83% of school system’s greenhouse gas emissions from electricity, bus fuel
Solar panels on the roof of Lakelands Park Middle School in Gaithersburg.
Via Montgomery county public schools
Community members are urging Montgomery County Public Schools to work harder to reduce the impact of its daily school operations on the climate.
An online petition gathered more than 200 signatures in three days. It called on MCPS officials to reduce the district’s carbon footprint by developing a plan to ensure new school buildings have zero greenhouse gas emissions, use electric school buses, incorporate climate change education for high school students and establish a student-led committee to suggest policies for a “low-greenhouse gas lifestyle.”
“In Montgomery County (MOCO), the public school system (MCPS) is a major polluter,” the petition says. “The two biggest sources of MCPS greenhouse gases are from heating, cooling, and powering buildings and transportation.”
According to MCPS data, 83% of its greenhouse gas emissions in 2017 were a result of electricity and bus fleet fuel.
In 2017, the County Council declared a climate emergency and set a goal of eliminating 80% of the county’s greenhouse gas emissions by 2027.
A school system spokesman said MCPS officials are working closely with county government officials to “further the impact of our environmental sustainability efforts.”
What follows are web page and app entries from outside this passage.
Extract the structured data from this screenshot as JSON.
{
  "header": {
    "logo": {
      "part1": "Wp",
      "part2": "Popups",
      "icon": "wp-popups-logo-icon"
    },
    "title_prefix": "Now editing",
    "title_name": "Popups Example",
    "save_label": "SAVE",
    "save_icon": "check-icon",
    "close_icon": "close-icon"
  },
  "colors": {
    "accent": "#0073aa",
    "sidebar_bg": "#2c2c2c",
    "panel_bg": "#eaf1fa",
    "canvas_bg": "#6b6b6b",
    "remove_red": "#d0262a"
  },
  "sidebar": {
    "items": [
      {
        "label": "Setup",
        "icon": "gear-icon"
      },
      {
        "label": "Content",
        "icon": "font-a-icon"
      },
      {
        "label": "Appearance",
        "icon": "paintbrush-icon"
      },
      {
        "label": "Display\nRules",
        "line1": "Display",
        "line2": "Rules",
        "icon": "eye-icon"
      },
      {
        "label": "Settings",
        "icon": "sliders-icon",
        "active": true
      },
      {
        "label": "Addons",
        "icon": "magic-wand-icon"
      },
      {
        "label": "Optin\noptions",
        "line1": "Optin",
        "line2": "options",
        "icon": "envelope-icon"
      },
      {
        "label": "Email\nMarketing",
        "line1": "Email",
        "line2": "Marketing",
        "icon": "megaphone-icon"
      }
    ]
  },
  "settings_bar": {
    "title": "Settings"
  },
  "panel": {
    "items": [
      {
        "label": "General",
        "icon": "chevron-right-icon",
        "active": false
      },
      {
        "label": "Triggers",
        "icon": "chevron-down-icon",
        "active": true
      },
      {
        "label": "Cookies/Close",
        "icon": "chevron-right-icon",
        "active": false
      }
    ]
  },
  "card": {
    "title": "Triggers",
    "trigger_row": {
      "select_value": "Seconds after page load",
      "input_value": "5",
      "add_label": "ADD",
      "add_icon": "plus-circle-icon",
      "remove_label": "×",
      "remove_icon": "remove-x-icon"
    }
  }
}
The spokesman pointed to a Board of Education resolution passed this year recognizing the “significant threat” of climate change and reiterating the board’s commitment to “pursue energy conservation efforts and preserve natural resources, while providing a safe and comfortable learning environment.”
Additionally, MCPS publishes an annual environmental sustainability plan that details the school system’s impact on climate change and actions it will take to address climate concerns locally.
“Additionally, 8 MCPS schools have earned National Green Ribbon awards for their commitment to environmental sustainability and 17 schools host solar panels, making MCPS a leader on solar power among school districts in Maryland,” spokesman Derek Turner said in a statement. “Moreover, the topic of climate change is taught in all MCPS schools as part of the Next Generation Science Standards, Maryland Environmental Literacy Standards, and MCPS Outdoor Environmental Education Program.”
A bill the state legislature passed in April encourages state school systems to use “zero emission vehicles,” defined as a bus that does not produce any tailpipe or evaporative emissions, as most traditional school buses do. MCPS is among a handful of school districts that volunteered to pilot the initiative.
The petition also urges MCPS to pass a proposed policy allowing students three unexcused absences per year to participate in civic activities, such as lobbying and protests. The proposed policy was tabled in January, after lengthy debate among school members about the impact on attendance. It has not been scheduled for further discussion.
Caitlynn Peetz can be reached at firstname.lastname@example.org